This is often beyond the scope of private sector initiatives which may be focussed on specific commodities, in specific regions and often with specific and limited objectives.
It is important to recognise that policies and regulations can either promote or even undercut sustainability standards. In this case, mandatory standards may often become the minimum criteria to be met – in terms of reporting norms or transparency requirements.
This makes it imperative that the private sector and certification agencies work together with the government to raise the floor on minimum targets, internalise standards into their operations and ensure widespread adoption of a minimum set of practices in their supply chains to truly achieve impact at scale.
This is especially relevant to the Indian context. The Indian market is highly competitive and cost-sensitive, with the average consumer having limited access to and understanding of eco-labelling. This makes the average Indian consumer partially dependent on public efforts to evolve a minimum set of criteria which is followed industry-wide, rather than depending on scattered initiatives across the private sector.
Inequality is, perhaps unintentionally but undoubtedly, built into current sustainability efforts. There is an inequitable distribution of power, risk and reward.
Smaller traders and distributors may often be implicitly excluded from voluntary initiatives as they face high entry barriers.
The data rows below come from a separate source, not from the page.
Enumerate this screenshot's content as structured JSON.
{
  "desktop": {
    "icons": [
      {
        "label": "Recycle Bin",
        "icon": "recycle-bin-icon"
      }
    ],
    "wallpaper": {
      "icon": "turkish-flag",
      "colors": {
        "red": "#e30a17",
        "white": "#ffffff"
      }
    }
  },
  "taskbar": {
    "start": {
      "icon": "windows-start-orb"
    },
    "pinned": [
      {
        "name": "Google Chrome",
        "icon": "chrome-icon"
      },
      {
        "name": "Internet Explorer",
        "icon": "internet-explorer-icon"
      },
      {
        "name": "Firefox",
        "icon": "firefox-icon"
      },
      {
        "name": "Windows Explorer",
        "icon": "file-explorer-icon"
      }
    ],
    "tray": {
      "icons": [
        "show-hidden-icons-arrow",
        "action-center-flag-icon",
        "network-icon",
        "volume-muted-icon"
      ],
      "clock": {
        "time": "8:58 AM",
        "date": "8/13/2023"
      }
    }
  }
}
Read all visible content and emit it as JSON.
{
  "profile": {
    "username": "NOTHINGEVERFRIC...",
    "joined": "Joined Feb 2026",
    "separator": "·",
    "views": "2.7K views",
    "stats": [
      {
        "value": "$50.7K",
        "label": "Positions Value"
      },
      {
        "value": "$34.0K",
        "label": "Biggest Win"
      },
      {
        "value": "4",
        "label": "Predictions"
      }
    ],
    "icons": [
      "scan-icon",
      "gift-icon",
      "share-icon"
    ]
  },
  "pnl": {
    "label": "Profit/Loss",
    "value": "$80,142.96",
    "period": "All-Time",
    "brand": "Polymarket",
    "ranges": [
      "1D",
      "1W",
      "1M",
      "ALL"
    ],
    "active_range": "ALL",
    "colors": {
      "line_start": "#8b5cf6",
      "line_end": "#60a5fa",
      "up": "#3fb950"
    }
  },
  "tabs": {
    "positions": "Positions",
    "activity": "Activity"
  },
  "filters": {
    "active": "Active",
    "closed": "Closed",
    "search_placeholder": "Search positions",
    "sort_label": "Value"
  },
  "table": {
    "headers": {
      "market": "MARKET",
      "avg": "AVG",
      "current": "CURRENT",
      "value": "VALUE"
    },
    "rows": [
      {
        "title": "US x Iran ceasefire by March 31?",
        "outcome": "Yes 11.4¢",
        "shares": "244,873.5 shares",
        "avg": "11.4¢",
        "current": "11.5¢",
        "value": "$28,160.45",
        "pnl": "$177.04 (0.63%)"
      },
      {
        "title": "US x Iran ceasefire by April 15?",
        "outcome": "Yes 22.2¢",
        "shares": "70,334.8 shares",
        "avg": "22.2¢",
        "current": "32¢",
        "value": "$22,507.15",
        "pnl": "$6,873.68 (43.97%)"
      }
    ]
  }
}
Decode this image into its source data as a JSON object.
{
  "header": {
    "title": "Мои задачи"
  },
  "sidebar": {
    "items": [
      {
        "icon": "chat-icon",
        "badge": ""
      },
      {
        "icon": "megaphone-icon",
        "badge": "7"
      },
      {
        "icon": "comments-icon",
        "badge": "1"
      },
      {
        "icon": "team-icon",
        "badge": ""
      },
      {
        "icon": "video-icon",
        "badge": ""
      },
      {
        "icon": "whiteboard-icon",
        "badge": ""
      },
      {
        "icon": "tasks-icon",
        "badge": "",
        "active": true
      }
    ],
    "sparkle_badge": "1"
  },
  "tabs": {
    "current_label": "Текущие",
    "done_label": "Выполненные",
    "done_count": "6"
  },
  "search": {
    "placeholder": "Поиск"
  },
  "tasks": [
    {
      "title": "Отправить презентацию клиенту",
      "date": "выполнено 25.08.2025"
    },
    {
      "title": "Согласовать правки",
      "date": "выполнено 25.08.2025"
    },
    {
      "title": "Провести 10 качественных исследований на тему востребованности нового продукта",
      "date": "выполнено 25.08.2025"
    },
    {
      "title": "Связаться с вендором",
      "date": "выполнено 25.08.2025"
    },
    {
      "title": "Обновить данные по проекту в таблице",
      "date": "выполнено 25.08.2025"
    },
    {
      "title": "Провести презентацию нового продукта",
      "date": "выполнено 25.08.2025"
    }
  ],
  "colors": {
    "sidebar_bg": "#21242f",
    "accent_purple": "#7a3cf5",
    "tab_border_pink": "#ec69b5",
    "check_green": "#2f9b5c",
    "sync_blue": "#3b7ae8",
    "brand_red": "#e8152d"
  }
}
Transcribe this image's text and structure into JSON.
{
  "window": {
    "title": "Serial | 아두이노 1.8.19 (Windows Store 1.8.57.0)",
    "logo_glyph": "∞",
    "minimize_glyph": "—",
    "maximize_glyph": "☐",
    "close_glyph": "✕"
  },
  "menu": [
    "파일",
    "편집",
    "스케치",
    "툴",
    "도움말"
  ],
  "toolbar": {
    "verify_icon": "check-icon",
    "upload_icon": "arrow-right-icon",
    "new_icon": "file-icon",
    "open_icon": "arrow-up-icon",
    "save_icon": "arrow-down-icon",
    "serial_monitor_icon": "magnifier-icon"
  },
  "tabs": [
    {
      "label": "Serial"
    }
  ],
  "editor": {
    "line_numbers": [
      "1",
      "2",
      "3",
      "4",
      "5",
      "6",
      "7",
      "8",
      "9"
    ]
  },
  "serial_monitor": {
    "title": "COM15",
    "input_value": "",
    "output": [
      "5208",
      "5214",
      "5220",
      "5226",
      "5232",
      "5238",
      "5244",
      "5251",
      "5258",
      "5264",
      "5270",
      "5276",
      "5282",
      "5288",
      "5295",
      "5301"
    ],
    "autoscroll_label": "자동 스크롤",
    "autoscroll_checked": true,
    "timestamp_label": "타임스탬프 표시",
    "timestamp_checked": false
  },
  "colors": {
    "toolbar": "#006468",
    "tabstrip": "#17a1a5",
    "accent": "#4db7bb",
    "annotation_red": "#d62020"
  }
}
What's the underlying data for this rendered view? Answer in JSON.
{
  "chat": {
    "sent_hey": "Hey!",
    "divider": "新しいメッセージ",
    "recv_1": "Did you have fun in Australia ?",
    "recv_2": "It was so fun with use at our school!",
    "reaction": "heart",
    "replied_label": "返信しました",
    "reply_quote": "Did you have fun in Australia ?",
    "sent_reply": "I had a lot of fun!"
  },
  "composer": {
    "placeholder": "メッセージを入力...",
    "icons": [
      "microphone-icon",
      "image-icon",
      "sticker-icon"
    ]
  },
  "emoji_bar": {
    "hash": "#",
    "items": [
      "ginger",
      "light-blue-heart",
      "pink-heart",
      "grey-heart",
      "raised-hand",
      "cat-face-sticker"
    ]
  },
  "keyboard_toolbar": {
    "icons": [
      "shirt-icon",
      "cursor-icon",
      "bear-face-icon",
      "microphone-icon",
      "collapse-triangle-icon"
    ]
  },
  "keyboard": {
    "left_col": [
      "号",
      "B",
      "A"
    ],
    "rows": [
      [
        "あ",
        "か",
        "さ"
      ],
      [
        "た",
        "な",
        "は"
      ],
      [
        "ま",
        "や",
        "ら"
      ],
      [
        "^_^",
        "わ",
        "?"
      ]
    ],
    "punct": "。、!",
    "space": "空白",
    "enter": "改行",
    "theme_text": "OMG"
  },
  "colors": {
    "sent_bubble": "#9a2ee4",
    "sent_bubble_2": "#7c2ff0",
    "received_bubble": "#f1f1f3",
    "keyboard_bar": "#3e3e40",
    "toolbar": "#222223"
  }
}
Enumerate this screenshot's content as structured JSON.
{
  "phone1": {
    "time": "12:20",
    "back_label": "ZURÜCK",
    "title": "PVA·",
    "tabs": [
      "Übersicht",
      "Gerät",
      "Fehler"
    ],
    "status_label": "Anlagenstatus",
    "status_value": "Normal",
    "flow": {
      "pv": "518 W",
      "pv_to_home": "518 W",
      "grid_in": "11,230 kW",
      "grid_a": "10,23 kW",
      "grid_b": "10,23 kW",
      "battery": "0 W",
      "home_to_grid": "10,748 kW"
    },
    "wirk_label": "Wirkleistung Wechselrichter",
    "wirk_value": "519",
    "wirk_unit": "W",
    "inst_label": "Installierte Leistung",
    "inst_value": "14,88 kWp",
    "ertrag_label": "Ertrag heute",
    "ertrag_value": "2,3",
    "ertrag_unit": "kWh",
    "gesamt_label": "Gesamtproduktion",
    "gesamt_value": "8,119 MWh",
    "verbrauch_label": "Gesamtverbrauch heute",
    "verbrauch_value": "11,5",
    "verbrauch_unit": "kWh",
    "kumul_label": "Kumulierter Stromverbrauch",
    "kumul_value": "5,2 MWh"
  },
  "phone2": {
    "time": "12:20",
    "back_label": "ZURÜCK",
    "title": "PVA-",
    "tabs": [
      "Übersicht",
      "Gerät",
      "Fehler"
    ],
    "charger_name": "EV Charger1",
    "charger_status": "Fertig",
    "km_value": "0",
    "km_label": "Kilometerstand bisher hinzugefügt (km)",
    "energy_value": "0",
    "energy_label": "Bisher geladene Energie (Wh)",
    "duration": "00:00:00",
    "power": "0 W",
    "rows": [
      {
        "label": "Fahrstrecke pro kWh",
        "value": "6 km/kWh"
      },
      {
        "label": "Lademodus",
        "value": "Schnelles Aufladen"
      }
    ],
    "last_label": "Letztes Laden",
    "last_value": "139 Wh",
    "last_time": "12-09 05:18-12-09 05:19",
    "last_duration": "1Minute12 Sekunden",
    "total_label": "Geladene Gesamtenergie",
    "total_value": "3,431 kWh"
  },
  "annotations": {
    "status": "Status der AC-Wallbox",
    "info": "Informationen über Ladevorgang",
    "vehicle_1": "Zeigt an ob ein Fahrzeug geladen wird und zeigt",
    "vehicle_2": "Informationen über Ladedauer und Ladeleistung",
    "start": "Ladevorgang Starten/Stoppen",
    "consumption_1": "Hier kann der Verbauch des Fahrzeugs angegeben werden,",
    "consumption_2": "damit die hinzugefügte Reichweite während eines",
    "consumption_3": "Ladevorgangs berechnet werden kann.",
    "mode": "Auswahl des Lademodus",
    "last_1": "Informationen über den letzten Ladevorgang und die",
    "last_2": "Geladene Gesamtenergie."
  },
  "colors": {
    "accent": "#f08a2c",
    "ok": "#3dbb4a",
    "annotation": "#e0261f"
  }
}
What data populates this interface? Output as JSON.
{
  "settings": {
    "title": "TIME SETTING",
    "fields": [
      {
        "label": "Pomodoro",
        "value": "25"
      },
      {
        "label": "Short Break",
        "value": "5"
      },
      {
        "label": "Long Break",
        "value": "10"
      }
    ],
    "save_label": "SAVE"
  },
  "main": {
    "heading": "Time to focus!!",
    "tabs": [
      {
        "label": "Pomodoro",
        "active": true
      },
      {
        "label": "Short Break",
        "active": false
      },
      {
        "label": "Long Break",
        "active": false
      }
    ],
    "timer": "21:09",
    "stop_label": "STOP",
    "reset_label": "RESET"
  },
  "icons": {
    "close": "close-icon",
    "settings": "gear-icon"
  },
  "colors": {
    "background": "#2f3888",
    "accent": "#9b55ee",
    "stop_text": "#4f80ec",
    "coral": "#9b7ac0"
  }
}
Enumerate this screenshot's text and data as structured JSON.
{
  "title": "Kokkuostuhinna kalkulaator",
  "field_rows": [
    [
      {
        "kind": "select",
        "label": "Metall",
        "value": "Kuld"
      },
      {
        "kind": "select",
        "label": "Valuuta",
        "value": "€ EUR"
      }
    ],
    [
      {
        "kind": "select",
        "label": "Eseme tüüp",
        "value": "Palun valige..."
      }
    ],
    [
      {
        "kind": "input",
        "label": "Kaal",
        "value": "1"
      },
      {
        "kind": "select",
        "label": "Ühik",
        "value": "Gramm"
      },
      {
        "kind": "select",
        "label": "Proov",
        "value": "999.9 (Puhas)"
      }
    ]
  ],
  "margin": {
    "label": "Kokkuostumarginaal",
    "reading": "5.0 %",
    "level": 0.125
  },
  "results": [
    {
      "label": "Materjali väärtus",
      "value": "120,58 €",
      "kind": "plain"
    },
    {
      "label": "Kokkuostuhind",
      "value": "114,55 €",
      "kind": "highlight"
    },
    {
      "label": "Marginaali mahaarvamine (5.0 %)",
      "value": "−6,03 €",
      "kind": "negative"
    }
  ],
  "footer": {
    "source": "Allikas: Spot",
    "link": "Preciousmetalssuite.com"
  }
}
The burden to undertake action may often fall on the producer, who may have the least agency in decision-making but have the greatest responsibility to act.
Smallholder farmers, which constitute the bulk of India’s landholding, may be excluded from private sustainability efforts altogether because of their inability to make and keep ambitious commitments in the absence of wider support.
How can the transition towards sustainability be supported for these sets of farmers? Currently, the monetary and transactional costs of meeting commitments and achieving certification remain relatively high. Without policy support, these costs would be extremely difficult to meet, limiting the widespread adoption of improved practices.
In this problem of who moves first – producers, sourcing agencies, distributors, consumers, or policy actors – the onus falls on policy actors to make the first move.
Coordinated actions towards supply chain sustainability
Commitments and certification initiatives are merely one part, albeit an important part, of the larger journey towards continuous improvement and sustainability within agricultural supply chains. The disclosure of supply chain information can be transformative only when it is part of a cyclical process of learning and implementation – with information being used to strengthen both decision-making and accountability.
This is a step-by-step process. It involves first calling attention to unsustainable production practices; then encouraging powerful supply chain actors in making more sustainable decisions; then ensuring that those same actors are held to account and are not falling behind in delivering on their commitments; then providing updated information to inform renewed efforts.
State involvement and robust regulation can support such a process of continuous improvement by investing in capacity building among all actors.
All in all, because of India’s status as a key producer and consumer market, the space for public and private initiatives to work together is vast. There is an opportunity to tap into the growing national and international conversations on sustainability in agricultural supply chains.
Making this opportunity a reality – with a long-term perspective and at scale – would require concerted action in and between the public and private sectors.
Dr Manan Bhan is a fellow in residence at the Ashoka Trust for Research in Ecology and the Environment (ATREE). He is an interdisciplinary sustainability scientist who aims to ensure that sustainable land use can lead to positive outcomes for climate action and human well-being.